By making a commitment to aggregating content for my followers, it keeps me up to date with any new developments in the industry. Every morning I pick up my phone and scroll through a bunch of different news apps. I’ve never been a huge “news” reader, but something about having it right on my phone has made it into a habit that I’m glad to have.
So, I wanted to share with you the apps that I use to stay on top of everything going in in my industry.
Here are the news apps I check regularly:
1. Huffington Post: This app is awesome. Not only is it constantly updated with new articles, but it’s sharing function also works with some of the most popular twitter apps (except hootsuite for some reason). So when you click “tweet”, it takes you to your iphone app to share…which could also be considered annoying. I like it.
2. Mashable: I check Mashable daily. Sure, not all the articles are interesting to me, but it’s easy enough to scroll to the good stuff. I can be sure that I’m on top of any notable developments in the social media space.
3. New York Times: I use the New York Times to start up to date with news in general, as well as tech news. I can almost always find a good read to get my brain warmed up in the morning here.
4. Fluent News: Basically, a big mix of all the most mainstream news resource from CNN to ESPN to BBC.
5. ReadWriteWeb: I don’t check this app too often to be honest. When I do, I’m usually looking through the ReadWriteStart section for startup tips.
7. The Onion App: Because what’s fun about only reading real news?
8. Regator: The best app to find high quality blog posts on different popular topics.
9. NetNewsWire: My google reader…on my iphone. I don’t use this as much as I’d like to these days but I’ll check up once in a while.

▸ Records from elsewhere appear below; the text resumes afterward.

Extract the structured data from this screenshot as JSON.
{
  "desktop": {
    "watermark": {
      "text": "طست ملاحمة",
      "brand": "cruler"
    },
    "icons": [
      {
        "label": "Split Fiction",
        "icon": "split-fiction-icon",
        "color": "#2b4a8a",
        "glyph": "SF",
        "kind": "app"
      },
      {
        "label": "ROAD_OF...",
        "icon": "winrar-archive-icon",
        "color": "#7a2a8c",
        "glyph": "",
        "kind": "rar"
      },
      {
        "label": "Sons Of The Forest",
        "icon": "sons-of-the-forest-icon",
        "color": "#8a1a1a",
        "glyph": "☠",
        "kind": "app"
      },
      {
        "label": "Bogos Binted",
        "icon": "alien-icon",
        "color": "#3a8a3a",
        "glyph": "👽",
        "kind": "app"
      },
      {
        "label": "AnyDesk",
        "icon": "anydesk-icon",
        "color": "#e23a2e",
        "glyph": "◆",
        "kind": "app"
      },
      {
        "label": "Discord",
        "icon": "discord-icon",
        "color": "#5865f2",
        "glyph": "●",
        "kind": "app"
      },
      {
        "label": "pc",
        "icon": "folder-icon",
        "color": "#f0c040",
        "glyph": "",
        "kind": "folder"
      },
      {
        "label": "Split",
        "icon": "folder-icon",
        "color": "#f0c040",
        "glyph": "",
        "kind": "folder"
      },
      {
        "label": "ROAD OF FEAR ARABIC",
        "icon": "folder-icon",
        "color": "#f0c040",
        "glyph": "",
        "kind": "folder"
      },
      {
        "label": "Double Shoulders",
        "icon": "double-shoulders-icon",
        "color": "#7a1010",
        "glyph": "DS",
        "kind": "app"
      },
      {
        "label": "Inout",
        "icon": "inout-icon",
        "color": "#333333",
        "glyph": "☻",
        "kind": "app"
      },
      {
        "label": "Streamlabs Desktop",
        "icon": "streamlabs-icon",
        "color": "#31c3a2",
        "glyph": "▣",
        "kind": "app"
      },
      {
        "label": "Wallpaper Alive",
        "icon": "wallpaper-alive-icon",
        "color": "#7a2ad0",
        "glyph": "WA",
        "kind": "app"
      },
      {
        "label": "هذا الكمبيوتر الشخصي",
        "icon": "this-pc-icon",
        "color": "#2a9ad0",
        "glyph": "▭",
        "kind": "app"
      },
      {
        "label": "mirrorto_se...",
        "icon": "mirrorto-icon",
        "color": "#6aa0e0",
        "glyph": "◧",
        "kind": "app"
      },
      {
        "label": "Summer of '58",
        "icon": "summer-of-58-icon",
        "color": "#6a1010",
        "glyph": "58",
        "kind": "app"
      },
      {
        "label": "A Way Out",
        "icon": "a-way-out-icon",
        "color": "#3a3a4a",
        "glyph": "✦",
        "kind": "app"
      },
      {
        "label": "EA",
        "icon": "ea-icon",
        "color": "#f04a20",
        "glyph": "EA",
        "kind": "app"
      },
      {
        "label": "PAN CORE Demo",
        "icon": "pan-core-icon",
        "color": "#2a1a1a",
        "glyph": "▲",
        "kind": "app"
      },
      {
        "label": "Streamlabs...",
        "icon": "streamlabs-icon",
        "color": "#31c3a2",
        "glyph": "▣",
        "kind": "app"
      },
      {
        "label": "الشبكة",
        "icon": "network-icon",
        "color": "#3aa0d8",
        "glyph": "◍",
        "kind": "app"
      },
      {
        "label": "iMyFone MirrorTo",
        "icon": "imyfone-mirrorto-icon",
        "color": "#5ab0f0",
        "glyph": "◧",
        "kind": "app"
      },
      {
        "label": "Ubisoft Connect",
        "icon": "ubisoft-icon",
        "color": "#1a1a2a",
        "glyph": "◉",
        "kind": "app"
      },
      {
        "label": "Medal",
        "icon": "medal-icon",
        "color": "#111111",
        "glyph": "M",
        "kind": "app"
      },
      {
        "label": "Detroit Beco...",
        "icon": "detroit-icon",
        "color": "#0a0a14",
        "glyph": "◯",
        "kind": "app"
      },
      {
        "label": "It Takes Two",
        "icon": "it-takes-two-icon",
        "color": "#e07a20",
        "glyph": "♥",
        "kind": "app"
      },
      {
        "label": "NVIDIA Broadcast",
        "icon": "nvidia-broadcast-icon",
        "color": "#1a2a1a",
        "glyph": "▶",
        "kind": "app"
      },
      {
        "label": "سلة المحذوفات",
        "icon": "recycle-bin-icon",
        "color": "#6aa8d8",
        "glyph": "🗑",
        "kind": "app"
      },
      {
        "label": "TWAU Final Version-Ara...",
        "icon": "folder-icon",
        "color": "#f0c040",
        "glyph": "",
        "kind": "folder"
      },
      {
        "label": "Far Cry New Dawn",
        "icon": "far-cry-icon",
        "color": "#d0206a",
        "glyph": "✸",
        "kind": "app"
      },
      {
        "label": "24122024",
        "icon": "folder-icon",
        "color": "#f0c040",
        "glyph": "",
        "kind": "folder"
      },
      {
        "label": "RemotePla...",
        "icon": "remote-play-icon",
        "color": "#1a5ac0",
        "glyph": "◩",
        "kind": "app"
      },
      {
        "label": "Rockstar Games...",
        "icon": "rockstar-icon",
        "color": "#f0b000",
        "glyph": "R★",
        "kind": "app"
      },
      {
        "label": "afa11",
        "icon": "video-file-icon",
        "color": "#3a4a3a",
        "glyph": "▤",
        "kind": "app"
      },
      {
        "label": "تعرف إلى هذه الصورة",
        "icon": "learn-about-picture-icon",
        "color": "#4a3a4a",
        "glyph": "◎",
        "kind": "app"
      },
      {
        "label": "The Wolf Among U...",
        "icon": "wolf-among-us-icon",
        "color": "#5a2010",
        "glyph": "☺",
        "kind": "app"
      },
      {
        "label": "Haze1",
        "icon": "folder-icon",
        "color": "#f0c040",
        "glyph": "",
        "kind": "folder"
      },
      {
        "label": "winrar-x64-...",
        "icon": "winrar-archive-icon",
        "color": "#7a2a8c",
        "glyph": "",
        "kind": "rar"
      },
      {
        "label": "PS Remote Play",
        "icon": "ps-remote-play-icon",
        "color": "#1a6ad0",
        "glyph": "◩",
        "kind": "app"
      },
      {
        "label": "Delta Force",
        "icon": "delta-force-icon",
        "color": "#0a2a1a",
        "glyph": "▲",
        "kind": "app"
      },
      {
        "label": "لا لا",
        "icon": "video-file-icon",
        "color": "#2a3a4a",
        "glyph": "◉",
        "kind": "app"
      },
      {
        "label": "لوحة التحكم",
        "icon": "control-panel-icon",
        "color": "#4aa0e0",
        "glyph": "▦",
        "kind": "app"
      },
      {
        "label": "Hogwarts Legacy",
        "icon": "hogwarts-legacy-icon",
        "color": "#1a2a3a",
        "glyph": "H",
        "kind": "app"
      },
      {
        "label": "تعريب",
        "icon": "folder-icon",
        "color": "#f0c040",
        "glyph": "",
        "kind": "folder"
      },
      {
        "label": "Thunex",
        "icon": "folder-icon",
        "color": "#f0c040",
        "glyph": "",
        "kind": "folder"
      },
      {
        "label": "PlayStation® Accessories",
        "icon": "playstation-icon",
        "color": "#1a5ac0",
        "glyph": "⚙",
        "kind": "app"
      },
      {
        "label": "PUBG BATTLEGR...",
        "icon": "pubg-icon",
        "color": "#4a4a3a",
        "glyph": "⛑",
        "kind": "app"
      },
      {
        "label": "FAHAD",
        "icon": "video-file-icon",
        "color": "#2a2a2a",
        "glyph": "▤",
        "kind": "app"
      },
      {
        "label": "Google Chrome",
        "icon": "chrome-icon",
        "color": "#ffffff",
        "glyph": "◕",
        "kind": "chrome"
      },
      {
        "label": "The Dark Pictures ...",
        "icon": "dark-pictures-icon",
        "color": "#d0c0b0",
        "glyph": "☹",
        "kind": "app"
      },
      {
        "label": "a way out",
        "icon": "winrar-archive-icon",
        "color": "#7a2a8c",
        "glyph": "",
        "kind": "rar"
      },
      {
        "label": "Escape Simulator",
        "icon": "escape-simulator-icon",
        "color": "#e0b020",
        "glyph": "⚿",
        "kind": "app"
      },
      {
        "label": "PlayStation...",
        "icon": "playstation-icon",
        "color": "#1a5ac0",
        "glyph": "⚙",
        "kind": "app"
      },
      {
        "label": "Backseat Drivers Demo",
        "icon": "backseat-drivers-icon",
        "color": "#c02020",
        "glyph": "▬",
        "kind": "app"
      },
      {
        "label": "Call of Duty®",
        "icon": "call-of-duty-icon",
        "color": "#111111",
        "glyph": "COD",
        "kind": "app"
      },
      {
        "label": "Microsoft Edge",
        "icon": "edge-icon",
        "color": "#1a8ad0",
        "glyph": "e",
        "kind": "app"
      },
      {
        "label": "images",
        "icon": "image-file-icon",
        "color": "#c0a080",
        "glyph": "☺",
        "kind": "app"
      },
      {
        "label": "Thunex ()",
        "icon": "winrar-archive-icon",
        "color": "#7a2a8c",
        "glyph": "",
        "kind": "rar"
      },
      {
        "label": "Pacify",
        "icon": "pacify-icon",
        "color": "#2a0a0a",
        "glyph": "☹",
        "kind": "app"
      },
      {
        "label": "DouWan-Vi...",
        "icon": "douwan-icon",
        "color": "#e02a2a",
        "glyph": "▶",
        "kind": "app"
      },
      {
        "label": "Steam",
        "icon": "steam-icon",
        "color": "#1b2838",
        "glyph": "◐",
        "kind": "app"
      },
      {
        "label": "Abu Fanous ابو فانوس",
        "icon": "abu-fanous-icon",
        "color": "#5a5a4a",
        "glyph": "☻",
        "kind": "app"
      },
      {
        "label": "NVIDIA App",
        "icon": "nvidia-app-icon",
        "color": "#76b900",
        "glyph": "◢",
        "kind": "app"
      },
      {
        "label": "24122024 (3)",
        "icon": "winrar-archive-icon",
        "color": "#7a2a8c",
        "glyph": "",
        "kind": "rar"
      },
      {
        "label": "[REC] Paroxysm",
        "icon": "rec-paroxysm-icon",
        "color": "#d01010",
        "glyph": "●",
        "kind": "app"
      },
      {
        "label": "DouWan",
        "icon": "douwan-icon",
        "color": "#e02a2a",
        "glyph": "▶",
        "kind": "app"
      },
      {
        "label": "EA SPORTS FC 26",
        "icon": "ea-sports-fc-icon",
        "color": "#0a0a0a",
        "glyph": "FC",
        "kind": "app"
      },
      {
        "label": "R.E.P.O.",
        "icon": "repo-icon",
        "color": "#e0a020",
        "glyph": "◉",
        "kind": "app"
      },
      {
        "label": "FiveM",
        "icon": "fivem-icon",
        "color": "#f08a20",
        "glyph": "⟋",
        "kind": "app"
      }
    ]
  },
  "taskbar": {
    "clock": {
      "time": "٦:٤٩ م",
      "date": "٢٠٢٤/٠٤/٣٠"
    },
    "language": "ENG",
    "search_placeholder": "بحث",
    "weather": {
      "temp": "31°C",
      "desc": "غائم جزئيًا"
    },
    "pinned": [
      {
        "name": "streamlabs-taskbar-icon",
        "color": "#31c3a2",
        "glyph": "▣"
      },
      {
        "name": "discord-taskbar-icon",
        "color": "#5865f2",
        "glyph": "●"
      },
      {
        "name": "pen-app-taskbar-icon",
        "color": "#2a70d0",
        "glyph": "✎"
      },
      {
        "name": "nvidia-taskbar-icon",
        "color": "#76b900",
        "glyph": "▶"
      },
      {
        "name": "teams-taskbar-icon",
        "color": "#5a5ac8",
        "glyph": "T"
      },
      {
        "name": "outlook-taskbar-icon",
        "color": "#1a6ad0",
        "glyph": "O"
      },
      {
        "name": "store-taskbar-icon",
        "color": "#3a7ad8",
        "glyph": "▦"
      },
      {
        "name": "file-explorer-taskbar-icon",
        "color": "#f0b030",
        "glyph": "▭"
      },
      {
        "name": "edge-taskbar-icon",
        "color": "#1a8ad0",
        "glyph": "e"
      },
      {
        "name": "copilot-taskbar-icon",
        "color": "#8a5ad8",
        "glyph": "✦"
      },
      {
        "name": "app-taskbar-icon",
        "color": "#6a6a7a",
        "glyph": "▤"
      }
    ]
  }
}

10. Techcrunch: Much like the Mashable app, I don’t find every story interesting. I love to read about the new startups that are sprouting up and how they’re developing. Unfortunately, the share on twitter function on this app gives you a link and says “Check out this post” instead of inputting the title of the post.
11. Hootsuite: After I read an article, I can click ‘share’, copy the tweet into hootsuite and schedule them throughout the day. By scheduling some of the tweets, I’m not overloading people with links in the morning. If it’s a really great article, I may even schedule it to be shared again later in the day. It allows me to send it out from any of my twitter or facebook accounts. Beyond that, hootsuite is my go to iphone app to follow twitter, where I always find loads of new articles to read and share.
That’s what I use. What apps are you using to stay on top of the news in your industry?